According to Dakota King, a nuclear training supervisor with Shop 64, Sail Loft, fabric workers in the sail loft realized they had the skill sets and the command had the tools and materials to make cloth masks for use by the PSNS & IMF workforce, and that could potentially be donated to the local medical community if officially requested.

While the cloth masks PSNS & IMF makes are considered “homemade,” King said the PSNS & IMF team aimed to find a design and materials that would protect the wearers as much as possible.

“Some of us made the suggestion through our chain of command,” said King. “Once we got approval, we got to work.”

The teams started with a basic mask template they found on the internet. After making some prototypes, PSNS & IMF shared photos of the masks with Naval Hospital Bremerton. Based on feedback from the hospital, the design was altered slightly and production began in earnest March 25. 
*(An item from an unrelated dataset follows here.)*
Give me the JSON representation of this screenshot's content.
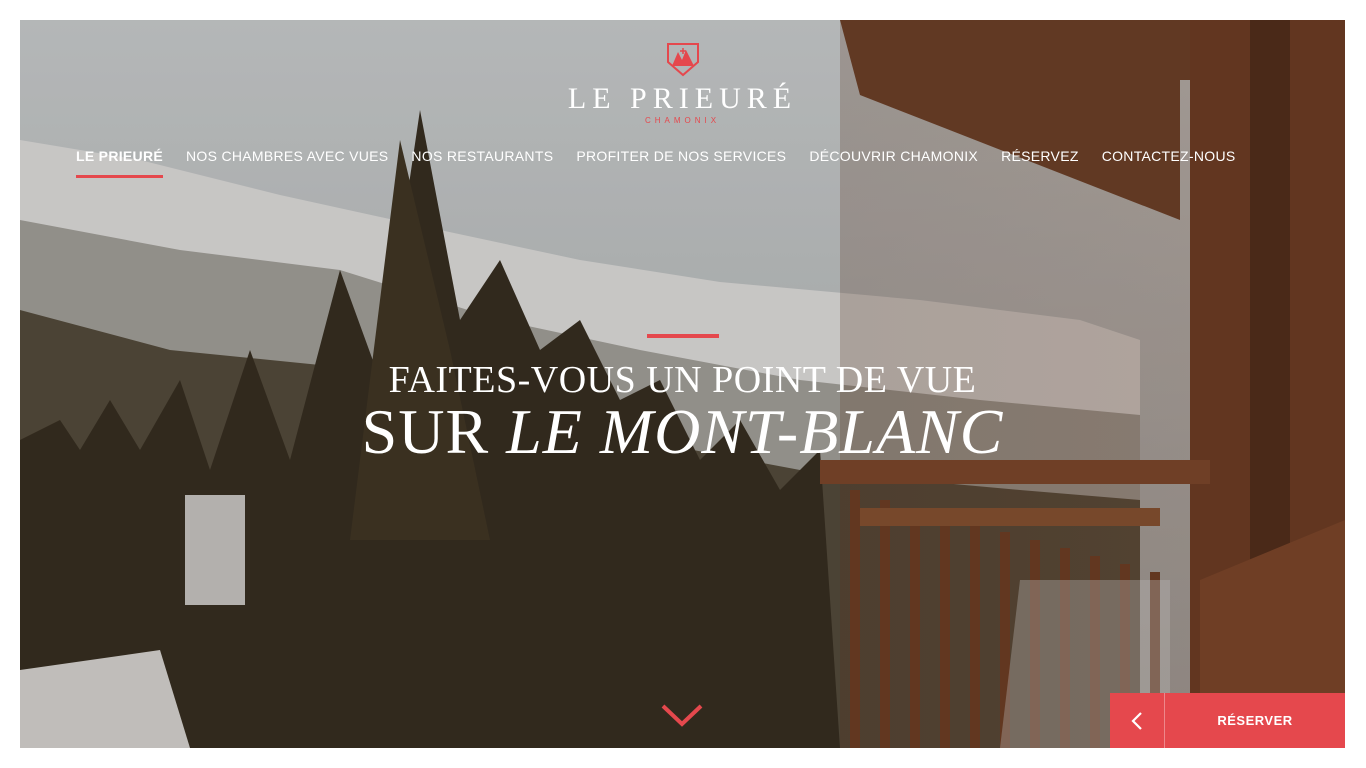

Several fabric workers each shift are assembling the cloth masks. When production first started, King estimated Shop 64 was producing around 200 masks a day. Production has since increased to around 500 masks a day.

“We use Grade A linen to make the masks, and we cut the linen out in two different directions, or what we call alternating bias,” said King. “We sat down with Code 106, Environmental, Safety and Health Programs and they gave us some specifications, which require four layers of alternating bias.”

The command utilizes Grade A linen regularly on projects, and the fabric is cut with a large computer-controlled fabric cutter.

In order to ensure the masks securely fit to wearers’ faces, workers from Shop 17, the Sheet Metal Shop, programmed a laser cutter to produce hundreds of bendable aluminum nose pieces.

The Shop 64 workers sewing the parts together wear gloves and masks to avoid contaminating the finished product.

3D-printing and plastics expertise

Workers in Shop 31, Toolmakers Shop, also realized they could produce a piece of personal protective equipment to help protect the workforce. According to Steve Christensen, an additive manufacturing coordinator with Shop 31, his teammates focused on designing and 3D printing plastic face shields, similar to those used by medical professionals.

The team utilized an open-source 3D-printing file and divvied up the work. One group programmed a laser engraver to begin cutting out the 1mm thick polycarbonate face shields. The polycarbonate is the big clear part of a face shield that protects the wearer’s eyes, mouth and nose from sprayed contaminants.

According to Christensen, this is about twice as thick as polycarbonate used on many commercially available face shields. The design used by the PSNS & IMF team includes a simple way for the polycarbonate face shields to be snapped together with the ABS plastic head pieces.

A second group is using 3D printers to make the head pieces. They are currently printing 54 head pieces a day. Christensen said they could quickly double production by using additional printers if called upon to do so.

“We chose ABS plastic because these masks will have to be cleaned with alcohol after they are used,” said Christensen. “ABS plastic is non-reactive to alcohol and doesn’t soak up any of the solvent we use in the finishing part of manufacturing process.”

These printers are normally used by PSNS & IMF to make prototypes, mock-ups, training aids and valves.

“This COVID-19 pandemic is bringing new challenges to us every day,” said Wolfson. “We are lucky we have a dedicated mission-oriented team who care not only for their own teammates, but for the community at large.”